#### [Task to complete]
Each line of the data that includes the string "conference" is to be copied out.

──────── Exercise data ────────

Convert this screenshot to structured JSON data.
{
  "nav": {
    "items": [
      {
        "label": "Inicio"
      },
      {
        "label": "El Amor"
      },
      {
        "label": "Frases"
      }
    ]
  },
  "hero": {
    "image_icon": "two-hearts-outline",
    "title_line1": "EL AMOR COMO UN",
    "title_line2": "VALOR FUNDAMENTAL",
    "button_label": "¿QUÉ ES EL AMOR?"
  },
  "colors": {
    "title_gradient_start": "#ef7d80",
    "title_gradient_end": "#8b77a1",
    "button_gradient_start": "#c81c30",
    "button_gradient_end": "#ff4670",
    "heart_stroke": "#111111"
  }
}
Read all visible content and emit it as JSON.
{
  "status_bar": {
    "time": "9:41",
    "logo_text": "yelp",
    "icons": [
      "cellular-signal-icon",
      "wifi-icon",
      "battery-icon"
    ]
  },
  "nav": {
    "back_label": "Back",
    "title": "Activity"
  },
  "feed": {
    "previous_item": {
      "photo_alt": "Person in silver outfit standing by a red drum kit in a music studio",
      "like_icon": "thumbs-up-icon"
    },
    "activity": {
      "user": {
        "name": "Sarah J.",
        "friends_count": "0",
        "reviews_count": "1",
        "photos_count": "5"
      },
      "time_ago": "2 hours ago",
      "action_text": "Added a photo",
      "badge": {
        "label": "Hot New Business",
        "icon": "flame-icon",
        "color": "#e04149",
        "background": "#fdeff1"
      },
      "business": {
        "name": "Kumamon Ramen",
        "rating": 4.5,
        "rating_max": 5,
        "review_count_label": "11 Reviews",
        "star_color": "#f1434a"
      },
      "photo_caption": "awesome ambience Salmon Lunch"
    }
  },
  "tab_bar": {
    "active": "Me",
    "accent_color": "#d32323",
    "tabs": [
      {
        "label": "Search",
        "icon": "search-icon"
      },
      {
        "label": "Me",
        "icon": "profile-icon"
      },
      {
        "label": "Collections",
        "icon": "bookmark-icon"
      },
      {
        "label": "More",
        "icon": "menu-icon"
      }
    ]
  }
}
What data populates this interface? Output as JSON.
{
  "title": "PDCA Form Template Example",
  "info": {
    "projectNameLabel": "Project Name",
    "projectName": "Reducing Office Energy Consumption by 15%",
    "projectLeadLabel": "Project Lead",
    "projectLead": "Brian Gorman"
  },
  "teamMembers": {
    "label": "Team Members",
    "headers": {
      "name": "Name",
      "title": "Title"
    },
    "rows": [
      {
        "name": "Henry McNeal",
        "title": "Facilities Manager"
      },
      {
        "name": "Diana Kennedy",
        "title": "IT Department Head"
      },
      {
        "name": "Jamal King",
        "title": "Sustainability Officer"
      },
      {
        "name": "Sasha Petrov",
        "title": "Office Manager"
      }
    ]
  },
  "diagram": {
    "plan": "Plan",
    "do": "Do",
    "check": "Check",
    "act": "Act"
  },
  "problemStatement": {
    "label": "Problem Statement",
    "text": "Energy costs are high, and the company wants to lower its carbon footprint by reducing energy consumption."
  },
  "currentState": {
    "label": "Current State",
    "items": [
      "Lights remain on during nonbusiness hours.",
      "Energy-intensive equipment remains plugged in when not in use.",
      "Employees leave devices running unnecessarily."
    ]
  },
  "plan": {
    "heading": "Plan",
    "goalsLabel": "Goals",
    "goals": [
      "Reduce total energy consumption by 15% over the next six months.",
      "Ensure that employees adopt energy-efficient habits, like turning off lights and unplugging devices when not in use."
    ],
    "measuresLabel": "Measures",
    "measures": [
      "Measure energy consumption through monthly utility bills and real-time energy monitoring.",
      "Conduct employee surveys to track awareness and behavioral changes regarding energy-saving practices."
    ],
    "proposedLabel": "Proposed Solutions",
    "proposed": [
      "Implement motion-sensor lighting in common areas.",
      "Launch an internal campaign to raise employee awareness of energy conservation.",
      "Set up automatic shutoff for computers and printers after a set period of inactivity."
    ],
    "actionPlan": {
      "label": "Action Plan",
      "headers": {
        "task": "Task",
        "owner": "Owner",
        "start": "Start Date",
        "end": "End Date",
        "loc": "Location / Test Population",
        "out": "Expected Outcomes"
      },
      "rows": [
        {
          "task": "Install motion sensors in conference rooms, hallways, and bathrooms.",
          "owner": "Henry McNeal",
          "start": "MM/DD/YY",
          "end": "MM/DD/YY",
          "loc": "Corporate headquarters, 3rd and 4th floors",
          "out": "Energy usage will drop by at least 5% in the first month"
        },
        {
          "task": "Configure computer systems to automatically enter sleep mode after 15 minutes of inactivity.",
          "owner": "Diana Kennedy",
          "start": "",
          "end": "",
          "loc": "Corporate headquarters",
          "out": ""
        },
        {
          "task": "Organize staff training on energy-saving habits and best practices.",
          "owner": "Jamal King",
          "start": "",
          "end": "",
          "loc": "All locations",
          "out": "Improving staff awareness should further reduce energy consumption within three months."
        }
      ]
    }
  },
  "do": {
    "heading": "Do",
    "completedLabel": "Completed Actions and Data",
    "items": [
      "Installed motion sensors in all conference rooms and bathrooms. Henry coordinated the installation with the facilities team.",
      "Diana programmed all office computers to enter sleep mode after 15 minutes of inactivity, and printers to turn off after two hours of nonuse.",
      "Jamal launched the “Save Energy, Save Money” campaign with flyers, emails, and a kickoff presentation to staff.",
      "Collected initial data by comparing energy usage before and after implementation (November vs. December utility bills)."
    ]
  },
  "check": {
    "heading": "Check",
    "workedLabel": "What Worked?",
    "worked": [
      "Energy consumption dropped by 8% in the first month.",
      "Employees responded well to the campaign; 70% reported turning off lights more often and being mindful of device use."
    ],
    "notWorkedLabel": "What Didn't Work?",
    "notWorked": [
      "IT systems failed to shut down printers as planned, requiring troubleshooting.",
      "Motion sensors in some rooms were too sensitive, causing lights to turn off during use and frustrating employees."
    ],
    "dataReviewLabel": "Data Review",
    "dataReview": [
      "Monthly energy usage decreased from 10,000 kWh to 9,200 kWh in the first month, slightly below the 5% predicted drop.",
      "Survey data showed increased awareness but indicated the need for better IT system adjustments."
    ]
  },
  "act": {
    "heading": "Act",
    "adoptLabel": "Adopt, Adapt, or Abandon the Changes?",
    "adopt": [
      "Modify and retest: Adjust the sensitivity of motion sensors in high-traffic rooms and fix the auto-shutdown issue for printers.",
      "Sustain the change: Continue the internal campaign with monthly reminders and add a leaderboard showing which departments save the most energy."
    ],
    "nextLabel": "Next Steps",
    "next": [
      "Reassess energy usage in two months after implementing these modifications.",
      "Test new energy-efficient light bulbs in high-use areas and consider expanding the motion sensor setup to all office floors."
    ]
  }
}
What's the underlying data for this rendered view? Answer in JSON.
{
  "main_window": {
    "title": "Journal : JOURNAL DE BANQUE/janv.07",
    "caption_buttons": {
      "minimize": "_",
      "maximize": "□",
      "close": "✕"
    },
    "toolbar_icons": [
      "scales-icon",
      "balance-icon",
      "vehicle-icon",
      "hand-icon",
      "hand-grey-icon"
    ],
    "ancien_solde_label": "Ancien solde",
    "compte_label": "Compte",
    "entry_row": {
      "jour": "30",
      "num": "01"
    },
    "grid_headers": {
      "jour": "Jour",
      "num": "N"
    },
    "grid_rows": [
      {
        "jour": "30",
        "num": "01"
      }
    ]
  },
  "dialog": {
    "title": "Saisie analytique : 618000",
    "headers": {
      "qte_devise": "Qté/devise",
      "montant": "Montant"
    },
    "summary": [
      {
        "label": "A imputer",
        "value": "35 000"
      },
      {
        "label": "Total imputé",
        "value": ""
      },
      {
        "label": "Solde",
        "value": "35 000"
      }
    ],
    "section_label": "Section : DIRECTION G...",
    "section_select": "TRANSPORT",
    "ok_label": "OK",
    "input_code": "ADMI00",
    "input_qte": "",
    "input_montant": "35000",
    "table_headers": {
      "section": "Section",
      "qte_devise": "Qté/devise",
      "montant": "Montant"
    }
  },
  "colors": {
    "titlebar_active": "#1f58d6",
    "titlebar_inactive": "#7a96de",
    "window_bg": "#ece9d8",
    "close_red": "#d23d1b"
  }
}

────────

#### [Result]
          "task": "Install motion sensors in conference rooms, hallways, and bathrooms.",
      "Installed motion sensors in all conference rooms and bathrooms. Henry coordinated the installation with the facilities team.",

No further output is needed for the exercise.